Home Finance Portfolio Diversification with Limited Capital

Portfolio Diversification with Limited Capital

by Soft2share.com

Even a casual investor knows that the more diversified a portfolio is, the greater the opportunity to make profits in any economic climate and lower risk from being over exposed in a single area. While diversification can be defined in many different ways, it is very difficult to achieve for small investors effectively. If your investment capital available is only in the thousands or tens of thousands, it is not possible to be fully diversified in many sectors as an individual using conventional investing tools. True diversification means exposure in stocks, bonds, and commodities at the bare minimum and really should include currencies and real estate as well.


The funds invested in the Forex will protect against losses in an individual economy or inflation in the home currency of the investor, commodities such as gold typically increase in value if currencies depreciate as a further hedge against inflation, stocks and bonds offer the ability to get earnings through both capital gains growth and dividends, etc. This multi-layer diversification means the investor has the ability to make profits at all times. The problem for many is, with limited capital the only option is to choose mutual funds that invest in a variety of sectors or several specialized funds, one in each sector. While this is a common approach, the high fees in funds for management make it so significant gains in a market yield relatively low not gains to the fund investor and even small losses are large once the fees are added to the loss.

There are methods readily available for even small investors to take positions in markets that traditionally require extensive capitalization to enter. Most of these methods involve investing in market results as opposed to the actual market. You get to make profits (or take losses) at the exact same rate as the index or individual commodity, but do not need to actually buy or own the shares or the commodity invested in. Adding to the potential profit (and equally to the risk) is the fact these methods of investing typically allow the use of leverage.

Leverage simply means you need only a small amount of money to invest, but a brokerage takes a position on your behalf for a much larger sum. In the Forex market as an example where almost all transactions are leveraged, it is not difficult to find a brokerage that will offer leverage of 100x. This means your $1000 investment allows you to take the same position of somebody actually buying up $100,000 in currency. Suddenly your limited capital has the same power of a very large portfolio.
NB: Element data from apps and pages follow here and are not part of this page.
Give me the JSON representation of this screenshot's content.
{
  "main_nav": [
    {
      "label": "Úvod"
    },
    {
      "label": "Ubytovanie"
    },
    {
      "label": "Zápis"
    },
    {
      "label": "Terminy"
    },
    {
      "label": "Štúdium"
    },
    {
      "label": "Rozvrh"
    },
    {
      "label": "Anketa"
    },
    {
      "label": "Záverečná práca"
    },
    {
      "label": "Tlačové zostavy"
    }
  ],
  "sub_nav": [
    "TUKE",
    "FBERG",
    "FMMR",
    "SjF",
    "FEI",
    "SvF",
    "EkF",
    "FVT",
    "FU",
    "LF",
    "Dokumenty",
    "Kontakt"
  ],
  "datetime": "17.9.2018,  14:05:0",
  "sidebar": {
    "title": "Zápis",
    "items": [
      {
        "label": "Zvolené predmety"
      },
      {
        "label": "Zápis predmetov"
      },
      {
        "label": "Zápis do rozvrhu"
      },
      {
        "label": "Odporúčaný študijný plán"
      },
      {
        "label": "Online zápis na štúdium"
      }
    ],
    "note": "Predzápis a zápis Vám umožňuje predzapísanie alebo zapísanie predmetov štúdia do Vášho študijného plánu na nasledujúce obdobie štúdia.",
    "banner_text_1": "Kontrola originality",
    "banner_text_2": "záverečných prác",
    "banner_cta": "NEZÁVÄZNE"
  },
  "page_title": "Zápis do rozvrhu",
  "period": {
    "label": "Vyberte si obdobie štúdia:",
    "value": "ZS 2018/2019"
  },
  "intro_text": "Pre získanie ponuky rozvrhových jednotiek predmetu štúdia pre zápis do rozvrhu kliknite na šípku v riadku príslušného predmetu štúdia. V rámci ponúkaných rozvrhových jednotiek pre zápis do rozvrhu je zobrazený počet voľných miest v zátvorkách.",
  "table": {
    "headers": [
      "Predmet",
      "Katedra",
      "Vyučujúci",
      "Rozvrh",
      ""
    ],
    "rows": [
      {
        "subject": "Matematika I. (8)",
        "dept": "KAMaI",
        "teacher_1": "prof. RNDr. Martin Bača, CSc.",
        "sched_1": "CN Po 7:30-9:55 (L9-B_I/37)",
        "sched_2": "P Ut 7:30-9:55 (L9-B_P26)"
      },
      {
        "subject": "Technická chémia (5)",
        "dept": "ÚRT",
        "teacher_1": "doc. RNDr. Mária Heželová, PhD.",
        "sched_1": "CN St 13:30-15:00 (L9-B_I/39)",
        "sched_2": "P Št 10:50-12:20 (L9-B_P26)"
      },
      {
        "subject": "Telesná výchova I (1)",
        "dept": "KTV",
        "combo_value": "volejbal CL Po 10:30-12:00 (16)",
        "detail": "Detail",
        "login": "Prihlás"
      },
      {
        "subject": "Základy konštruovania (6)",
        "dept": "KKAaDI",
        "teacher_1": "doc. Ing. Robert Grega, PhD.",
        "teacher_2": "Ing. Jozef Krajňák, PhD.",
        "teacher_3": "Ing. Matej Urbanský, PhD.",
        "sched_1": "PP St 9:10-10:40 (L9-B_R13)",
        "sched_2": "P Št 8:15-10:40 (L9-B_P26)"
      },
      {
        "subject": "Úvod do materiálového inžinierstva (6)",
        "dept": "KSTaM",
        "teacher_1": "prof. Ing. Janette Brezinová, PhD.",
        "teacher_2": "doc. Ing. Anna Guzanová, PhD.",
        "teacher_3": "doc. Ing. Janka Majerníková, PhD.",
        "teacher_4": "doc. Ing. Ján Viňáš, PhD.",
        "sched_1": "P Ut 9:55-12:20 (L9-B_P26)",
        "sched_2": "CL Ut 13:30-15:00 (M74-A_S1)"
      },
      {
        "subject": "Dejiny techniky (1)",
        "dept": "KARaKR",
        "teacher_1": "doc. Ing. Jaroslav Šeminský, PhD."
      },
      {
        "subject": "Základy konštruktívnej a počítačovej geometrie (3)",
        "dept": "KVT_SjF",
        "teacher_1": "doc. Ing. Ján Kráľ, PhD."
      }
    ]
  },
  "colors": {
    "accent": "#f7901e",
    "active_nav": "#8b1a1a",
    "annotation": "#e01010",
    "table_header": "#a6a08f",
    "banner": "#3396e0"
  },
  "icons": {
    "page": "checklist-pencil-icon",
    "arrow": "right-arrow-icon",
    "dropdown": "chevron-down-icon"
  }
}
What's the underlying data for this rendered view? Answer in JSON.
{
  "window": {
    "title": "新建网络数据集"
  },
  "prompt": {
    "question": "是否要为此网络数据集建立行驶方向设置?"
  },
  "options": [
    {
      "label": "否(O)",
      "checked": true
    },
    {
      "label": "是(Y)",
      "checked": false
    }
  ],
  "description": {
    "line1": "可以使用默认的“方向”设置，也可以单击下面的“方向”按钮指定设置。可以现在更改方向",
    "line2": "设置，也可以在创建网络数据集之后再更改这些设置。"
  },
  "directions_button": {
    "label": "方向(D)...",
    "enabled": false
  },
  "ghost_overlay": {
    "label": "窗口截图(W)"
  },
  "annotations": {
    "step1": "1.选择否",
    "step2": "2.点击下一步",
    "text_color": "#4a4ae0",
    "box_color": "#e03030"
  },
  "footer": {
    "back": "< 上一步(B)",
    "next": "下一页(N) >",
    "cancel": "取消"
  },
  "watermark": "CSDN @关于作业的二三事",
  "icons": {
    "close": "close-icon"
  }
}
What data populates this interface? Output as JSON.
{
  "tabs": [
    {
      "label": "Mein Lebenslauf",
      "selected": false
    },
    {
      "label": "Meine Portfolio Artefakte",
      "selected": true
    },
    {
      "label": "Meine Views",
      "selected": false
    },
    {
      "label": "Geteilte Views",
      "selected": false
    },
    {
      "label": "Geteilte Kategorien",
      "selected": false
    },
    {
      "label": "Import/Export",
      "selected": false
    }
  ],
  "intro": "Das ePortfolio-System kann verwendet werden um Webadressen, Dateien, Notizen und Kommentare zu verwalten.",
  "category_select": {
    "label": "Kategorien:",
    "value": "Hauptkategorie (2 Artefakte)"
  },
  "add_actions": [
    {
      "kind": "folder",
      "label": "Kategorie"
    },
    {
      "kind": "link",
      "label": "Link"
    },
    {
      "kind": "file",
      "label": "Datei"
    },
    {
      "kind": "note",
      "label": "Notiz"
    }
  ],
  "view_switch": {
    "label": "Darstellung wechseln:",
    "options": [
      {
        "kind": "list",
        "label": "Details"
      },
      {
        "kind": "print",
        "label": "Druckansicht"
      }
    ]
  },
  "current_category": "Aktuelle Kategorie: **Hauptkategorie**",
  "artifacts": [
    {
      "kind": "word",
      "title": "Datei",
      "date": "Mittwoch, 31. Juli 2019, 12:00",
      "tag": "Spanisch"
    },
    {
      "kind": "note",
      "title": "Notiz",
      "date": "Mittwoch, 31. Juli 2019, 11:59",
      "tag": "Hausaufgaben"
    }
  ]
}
In the commodities market a common tools used in many parts of the world (it is not offered in the US, US would need to utilize offshore brokers or accounts) is the Contract for Difference (CFD). This investment tool is a contract between you and the broker that allows you to make contract trades that have the same value as the underlying product but with very low capital investment. In this case your investment is called the margin, and these instruments have the same risk/reward of any margin call. There are fee structures that very by brokerage for providing the CFDs but it is a way for small investors to diversify into the commodity market (albeit a high risk method).

As an example for the commodities market (using sample numbers- margins and terms of contracts vary from broker to broker), gold ended trading today at $1391 an ounce. For $1000 (less than a single ounce of gold) an investor can purchase a CFD that is based on a contract unit of 100 troy ounces. You would need$139,100 to buy 100oz of gold as a commodity to sell on the commodities market, but with $1000 margin you can take the same position on a CFD. To make it more interesting, you can take the position in a CFD if you think gold will increase in value (a sell position) or decrease (a buy position). If you expect an increase in gold and take a sell position on your 100 oz contract and the price of gold goes to $1400 and you close your contract, there is a $9 profit per ounce x 100 = $900. You made a $900 profit on a 1 day, $1000 investment. There would be fees but on a typical contract those would be in the $50 range. This allowed the same profit opportunity as a person actually buying the gold for $139,100.

The other side to this coin is simple as well. If the market would have dropped and you wanted to divest you would have lost $900 plus your fees, so your entire investment is gone equally as quick. That is not the downside however. The down side is, it the market would have dropped $15 dollar in that day (as it did yesterday) you would been required to immediately add $600 to you margin to cover the loss and selling you have lost not only the $1000 invested, but an additional $600 you never planned to invest. This is the downside of margin calls compared to actual commodity trades.

Actual CFD have more parameters, with limits and stops that can be added and other features as well, but it makes clear the risk reward structure, and the availability of entering alternative markets with small capital investments. It is certainly worth learning about if you want to diversify however it is something that needs a very considered approach as the risks are substantial.

Related Articles

Leave a Comment